Without the pictures, set down every line of the data exactly.
Supplied data START
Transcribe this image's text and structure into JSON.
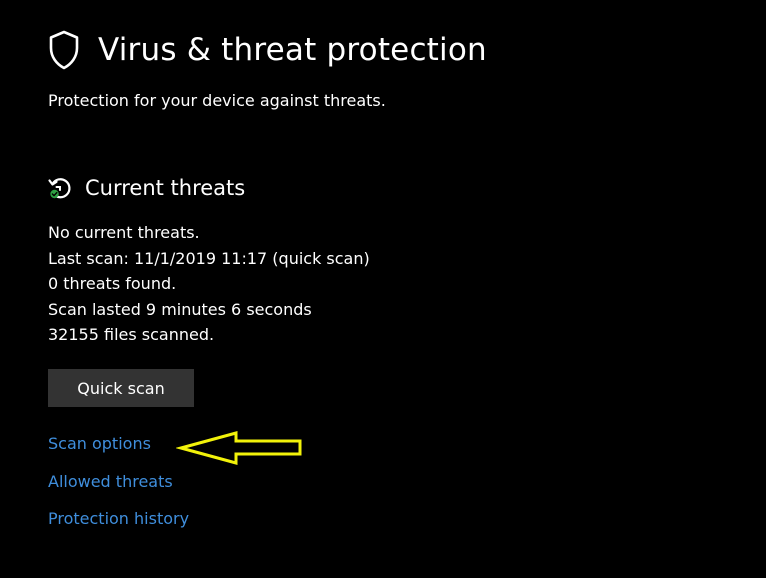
{
  "header": {
    "icon": "shield-icon",
    "title": "Virus & threat protection",
    "subtitle": "Protection for your device against threats."
  },
  "current_threats": {
    "icon": "refresh-check-icon",
    "title": "Current threats",
    "lines": [
      "No current threats.",
      "Last scan: 11/1/2019 11:17 (quick scan)",
      "0 threats found.",
      "Scan lasted 9 minutes 6 seconds",
      "32155 files scanned."
    ],
    "quick_scan_label": "Quick scan"
  },
  "links": {
    "scan_options": "Scan options",
    "allowed_threats": "Allowed threats",
    "protection_history": "Protection history"
  },
  "annotation": {
    "icon": "arrow-left-icon",
    "color": "#f2f20a"
  },
  "colors": {
    "background": "#000000",
    "text": "#ffffff",
    "link": "#3f8edc",
    "button": "#333333",
    "status_ok": "#2ea043"
  }
}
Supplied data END
:: Written response ::
Transcribe this image's text and structure into JSON.
{
  "header": {
    "icon": "shield-icon",
    "title": "Virus & threat protection",
    "subtitle": "Protection for your device against threats."
  },
  "current_threats": {
    "icon": "refresh-check-icon",
    "title": "Current threats",
    "lines": [
      "No current threats.",
      "Last scan: 11/1/2019 11:17 (quick scan)",
      "0 threats found.",
      "Scan lasted 9 minutes 6 seconds",
      "32155 files scanned."
    ],
    "quick_scan_label": "Quick scan"
  },
  "links": {
    "scan_options": "Scan options",
    "allowed_threats": "Allowed threats",
    "protection_history": "Protection history"
  },
  "annotation": {
    "icon": "arrow-left-icon",
    "color": "#f2f20a"
  },
  "colors": {
    "background": "#000000",
    "text": "#ffffff",
    "link": "#3f8edc",
    "button": "#333333",
    "status_ok": "#2ea043"
  }
}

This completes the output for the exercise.